    Next academic, the implementation model will intensify professional development with teachers. We'll meet with the in the summer, enroll them in an online CS course, and provide support for them to complete that course over a period of 3-4 months. We'll still provide classroom-based PD as well. 

  • Icon for: Quinn Burke

    Quinn Burke

    Facilitator
    May 14, 2019 | 07:18 p.m.

    thanks for sharing! well-crafted video focusing on the difficult and remarkably important work around inclusion in CS.  I want to second Lisa Miller's question about the hybrid-instructional course and what data Constellations is collecting in terms of fidelity of implementation around the PD?

  • Icon for: Lien Diaz

    Lien Diaz

    Lead Presenter
    May 20, 2019 | 01:59 p.m.

    Hi Quinn, We are collecting data focused on the Fellows' interactions with teachers and factors that have been successful and also to find areas for improvement. For example, teachers have shared (overwhelmingly) that they need more time to learn about the courses (CSP and CSA). We started working with teachers the day before school actually started last year. Needless to say the timing was not optimal. However this year, we are ensuring teachers have sufficient time to connect with the Fellows over the summer and they will be enrolled in an online CS course they can complete at their leisure, but also with continued support from the Fellows. We are considering ways to improve on our model so that teachers have as much time as we can carve out for teachers to learn about these course before they actually teach them. Overall, teachers were very grateful to have Fellows in their classroom. 

  • Icon for: Dianne Kirnes

    Dianne Kirnes

    Program Manager
    May 15, 2019 | 10:14 a.m.

    This program seems awesome!  It is so important to provide computer science and other STEM training opportunities for all students, especially underrepresented minorities.

  • Icon for: Allie McFadden

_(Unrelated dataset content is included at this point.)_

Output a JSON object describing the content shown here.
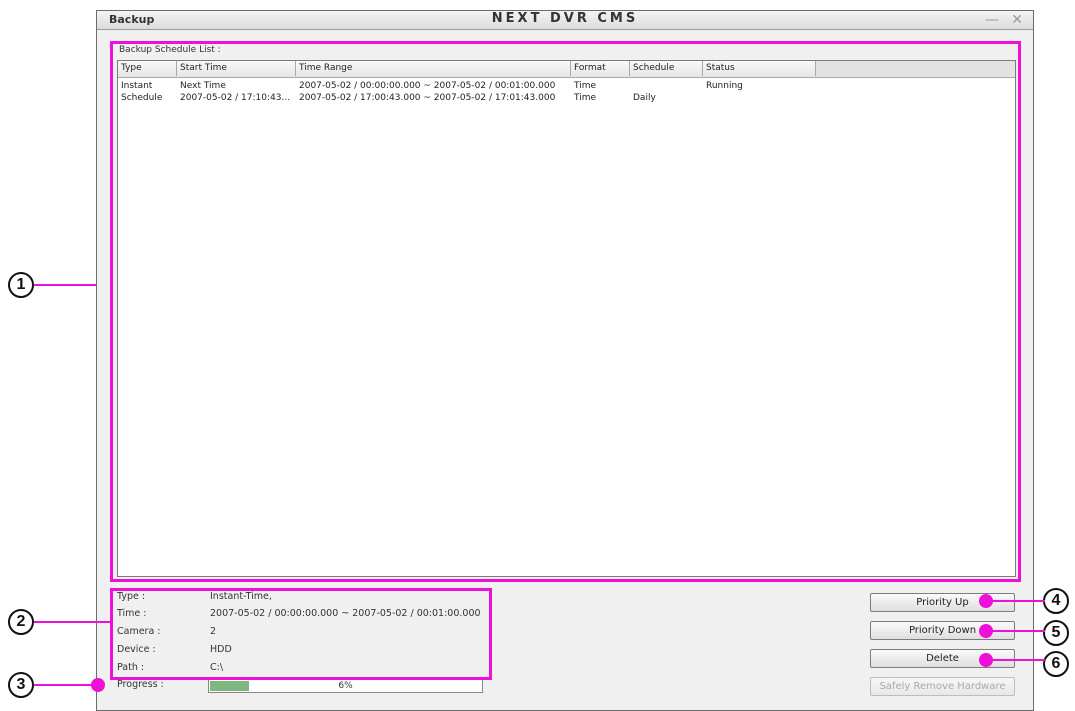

    Allie McFadden

    Co-Presenter
    May 15, 2019 | 11:37 a.m.

     

    Thank you, Dianne. We have seen so many positive results from the program already, including one student attending Georgia Tech next year! We are looking forward to year two! 

  • Icon for: Victoria Prince

    Victoria Prince

    Researcher
    May 17, 2019 | 09:20 p.m.

    Congratulations on a fantastic project and a great video.  You really captured the impact of this project on the students' education and lives.

  • Icon for: Allie McFadden

    Allie McFadden

    Co-Presenter
    May 20, 2019 | 08:10 a.m.

    Thank you, Victoria! We appreciate your positive feedback and encouragement. 

  • Icon for: Pauline Lake

    Pauline Lake

    Informal Educator
    May 18, 2019 | 08:10 a.m.

    Keep up the great work, Lien et al.! Your work continues to inspire me :) Hearing from the students in the video was great as well -- some of their stories seemed to fit with the strategies in our video.

  • Icon for: Lien Diaz

    Lien Diaz

    Lead Presenter
    May 20, 2019 | 02:00 p.m.

    Thanks, Pauline! Your video is also inspiring. So glad we continue to be in this together. :) 

  • Further posting is closed as the showcase has ended.